*BRIEF*. Select every line containing the word "handle" from the material, and copy those lines.

*EXCERPTED RECORDS*.
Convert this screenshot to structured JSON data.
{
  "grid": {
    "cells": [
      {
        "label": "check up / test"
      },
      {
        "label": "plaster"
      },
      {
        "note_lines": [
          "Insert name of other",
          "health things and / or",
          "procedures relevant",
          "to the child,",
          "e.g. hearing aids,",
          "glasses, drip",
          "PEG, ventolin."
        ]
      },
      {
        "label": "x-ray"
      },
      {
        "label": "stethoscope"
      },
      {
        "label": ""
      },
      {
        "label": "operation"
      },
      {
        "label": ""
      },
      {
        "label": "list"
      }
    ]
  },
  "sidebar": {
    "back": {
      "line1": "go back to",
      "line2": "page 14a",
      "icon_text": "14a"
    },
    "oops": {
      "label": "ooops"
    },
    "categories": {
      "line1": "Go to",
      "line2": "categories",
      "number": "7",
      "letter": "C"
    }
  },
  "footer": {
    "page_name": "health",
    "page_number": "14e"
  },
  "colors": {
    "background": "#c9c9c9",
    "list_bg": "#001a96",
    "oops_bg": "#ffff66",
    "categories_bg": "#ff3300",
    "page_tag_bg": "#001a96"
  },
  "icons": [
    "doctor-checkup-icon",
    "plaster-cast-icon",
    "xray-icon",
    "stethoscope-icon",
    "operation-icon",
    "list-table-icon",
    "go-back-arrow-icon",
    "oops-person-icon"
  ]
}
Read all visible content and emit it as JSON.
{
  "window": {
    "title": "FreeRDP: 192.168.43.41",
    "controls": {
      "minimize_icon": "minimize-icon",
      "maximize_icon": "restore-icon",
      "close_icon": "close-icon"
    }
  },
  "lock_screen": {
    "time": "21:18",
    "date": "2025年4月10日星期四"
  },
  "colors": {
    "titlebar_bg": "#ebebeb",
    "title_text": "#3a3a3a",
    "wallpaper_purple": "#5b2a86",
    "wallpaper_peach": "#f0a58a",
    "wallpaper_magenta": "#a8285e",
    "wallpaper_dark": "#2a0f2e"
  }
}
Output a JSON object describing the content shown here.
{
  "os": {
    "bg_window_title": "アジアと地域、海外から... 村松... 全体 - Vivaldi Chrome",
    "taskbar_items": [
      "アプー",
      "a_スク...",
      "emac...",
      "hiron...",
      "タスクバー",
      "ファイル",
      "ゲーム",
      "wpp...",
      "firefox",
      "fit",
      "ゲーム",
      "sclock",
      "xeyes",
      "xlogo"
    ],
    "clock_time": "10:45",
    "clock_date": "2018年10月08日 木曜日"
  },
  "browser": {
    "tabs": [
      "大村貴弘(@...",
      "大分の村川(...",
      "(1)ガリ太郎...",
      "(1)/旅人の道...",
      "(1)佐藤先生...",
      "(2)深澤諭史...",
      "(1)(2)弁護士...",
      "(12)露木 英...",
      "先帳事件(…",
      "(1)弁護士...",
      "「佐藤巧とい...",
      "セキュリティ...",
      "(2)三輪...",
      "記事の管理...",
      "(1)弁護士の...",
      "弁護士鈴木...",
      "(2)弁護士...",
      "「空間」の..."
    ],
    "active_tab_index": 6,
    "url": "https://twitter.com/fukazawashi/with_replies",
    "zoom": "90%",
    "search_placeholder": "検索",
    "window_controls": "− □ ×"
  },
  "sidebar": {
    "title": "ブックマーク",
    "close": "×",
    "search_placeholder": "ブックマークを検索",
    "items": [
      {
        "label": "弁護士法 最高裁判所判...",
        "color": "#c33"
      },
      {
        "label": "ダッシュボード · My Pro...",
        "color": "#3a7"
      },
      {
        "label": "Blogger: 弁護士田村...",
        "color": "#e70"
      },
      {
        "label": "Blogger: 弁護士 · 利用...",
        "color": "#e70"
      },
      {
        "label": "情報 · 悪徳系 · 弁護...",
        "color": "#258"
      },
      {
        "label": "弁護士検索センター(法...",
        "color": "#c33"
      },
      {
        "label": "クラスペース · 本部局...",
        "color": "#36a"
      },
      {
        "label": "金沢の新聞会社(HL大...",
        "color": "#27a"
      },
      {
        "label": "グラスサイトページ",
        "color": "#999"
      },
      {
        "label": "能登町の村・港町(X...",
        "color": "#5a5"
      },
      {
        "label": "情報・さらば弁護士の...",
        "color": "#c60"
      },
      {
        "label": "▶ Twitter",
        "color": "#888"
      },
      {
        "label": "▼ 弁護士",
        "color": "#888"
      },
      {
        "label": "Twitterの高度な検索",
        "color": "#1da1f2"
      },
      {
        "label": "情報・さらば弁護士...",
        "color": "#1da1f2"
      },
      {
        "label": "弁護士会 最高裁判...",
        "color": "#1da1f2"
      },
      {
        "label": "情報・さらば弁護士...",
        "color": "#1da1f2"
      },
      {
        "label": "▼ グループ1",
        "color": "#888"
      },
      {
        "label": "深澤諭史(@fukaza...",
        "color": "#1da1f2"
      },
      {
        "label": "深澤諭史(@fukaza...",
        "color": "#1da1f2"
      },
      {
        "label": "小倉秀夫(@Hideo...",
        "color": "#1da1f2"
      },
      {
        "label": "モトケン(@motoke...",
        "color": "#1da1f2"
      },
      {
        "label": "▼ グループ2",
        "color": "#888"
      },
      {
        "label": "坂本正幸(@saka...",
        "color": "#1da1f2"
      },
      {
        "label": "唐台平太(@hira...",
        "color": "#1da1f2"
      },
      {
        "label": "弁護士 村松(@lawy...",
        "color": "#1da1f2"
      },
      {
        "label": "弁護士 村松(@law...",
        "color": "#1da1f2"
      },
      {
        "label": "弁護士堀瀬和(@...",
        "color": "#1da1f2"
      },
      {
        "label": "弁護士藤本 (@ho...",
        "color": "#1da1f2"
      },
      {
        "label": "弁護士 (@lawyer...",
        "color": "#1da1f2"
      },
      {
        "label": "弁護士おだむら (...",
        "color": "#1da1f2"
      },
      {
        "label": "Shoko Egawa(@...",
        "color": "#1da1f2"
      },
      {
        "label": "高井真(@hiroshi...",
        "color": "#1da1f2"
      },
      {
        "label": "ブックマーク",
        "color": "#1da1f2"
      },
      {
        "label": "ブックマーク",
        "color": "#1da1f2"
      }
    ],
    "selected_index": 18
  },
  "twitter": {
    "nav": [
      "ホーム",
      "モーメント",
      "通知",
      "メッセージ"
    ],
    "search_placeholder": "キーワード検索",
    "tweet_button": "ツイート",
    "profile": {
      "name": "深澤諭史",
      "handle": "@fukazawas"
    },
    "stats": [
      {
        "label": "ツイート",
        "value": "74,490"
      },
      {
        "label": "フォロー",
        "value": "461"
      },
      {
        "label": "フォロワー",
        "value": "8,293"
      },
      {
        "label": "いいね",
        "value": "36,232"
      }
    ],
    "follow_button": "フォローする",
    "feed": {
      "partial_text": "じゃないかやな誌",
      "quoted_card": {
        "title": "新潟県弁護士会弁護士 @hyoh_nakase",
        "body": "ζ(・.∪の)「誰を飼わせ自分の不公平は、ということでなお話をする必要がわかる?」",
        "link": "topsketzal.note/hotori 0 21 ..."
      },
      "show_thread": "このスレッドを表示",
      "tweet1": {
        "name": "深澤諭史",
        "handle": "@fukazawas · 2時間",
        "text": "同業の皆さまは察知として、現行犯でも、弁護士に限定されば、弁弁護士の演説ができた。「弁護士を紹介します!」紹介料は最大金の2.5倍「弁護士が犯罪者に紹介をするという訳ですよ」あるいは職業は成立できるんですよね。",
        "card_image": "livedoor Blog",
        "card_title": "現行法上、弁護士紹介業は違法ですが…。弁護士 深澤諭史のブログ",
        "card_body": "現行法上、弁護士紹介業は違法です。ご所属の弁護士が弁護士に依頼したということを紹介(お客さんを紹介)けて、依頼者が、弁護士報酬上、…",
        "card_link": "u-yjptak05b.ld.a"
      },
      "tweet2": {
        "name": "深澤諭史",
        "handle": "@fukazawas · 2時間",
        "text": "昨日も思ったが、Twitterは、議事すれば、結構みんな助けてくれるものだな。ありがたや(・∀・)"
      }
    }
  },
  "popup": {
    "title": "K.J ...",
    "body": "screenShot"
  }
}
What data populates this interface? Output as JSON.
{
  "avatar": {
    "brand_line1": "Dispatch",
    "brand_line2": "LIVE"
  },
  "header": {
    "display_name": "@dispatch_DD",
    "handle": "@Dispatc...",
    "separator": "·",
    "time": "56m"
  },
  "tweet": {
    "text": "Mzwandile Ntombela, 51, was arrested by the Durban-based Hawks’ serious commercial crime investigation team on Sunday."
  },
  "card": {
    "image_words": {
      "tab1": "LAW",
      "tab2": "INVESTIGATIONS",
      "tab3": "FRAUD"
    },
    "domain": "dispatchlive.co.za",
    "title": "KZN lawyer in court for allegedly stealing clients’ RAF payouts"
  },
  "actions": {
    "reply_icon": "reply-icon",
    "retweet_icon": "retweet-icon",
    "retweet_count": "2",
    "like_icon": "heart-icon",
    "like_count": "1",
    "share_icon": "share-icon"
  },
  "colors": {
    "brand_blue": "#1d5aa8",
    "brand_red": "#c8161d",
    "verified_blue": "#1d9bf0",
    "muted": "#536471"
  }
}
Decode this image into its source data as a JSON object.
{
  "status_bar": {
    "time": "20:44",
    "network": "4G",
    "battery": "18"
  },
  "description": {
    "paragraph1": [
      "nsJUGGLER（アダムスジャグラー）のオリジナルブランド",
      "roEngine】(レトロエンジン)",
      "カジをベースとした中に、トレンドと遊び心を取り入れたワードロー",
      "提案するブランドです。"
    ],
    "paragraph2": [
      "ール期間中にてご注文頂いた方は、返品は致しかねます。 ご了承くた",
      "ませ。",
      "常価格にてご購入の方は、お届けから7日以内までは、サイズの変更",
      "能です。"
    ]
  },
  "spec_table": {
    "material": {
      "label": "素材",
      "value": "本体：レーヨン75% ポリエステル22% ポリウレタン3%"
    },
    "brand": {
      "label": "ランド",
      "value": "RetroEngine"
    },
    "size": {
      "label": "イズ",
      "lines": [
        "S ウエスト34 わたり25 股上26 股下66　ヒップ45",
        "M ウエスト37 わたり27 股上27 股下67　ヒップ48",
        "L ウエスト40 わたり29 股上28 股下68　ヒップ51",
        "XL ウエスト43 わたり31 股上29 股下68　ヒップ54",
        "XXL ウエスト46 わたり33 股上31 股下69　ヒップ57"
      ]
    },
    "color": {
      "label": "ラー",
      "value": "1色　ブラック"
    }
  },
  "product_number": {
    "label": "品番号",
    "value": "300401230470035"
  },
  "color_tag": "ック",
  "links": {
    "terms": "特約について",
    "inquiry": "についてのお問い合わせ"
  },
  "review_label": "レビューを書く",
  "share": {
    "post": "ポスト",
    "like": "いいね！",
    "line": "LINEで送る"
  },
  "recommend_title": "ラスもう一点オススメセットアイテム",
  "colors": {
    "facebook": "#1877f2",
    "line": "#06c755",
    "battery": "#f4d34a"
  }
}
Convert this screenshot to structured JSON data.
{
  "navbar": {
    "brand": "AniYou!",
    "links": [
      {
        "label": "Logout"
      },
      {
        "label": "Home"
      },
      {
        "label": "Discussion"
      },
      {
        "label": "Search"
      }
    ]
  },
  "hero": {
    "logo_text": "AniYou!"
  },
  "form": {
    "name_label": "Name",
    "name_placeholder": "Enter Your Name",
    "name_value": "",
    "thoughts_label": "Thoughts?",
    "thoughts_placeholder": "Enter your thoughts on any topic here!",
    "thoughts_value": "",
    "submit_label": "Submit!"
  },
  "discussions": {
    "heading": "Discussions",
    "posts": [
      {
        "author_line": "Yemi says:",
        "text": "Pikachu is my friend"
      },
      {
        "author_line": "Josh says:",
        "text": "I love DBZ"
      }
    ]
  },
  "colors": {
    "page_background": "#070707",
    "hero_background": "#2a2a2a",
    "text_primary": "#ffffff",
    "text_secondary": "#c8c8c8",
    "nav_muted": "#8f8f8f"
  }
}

*REPLY*.
      "handle": "@fukazawas"
        "handle": "@fukazawas · 2時間",
        "handle": "@fukazawas · 2時間",
    "handle": "@Dispatc...",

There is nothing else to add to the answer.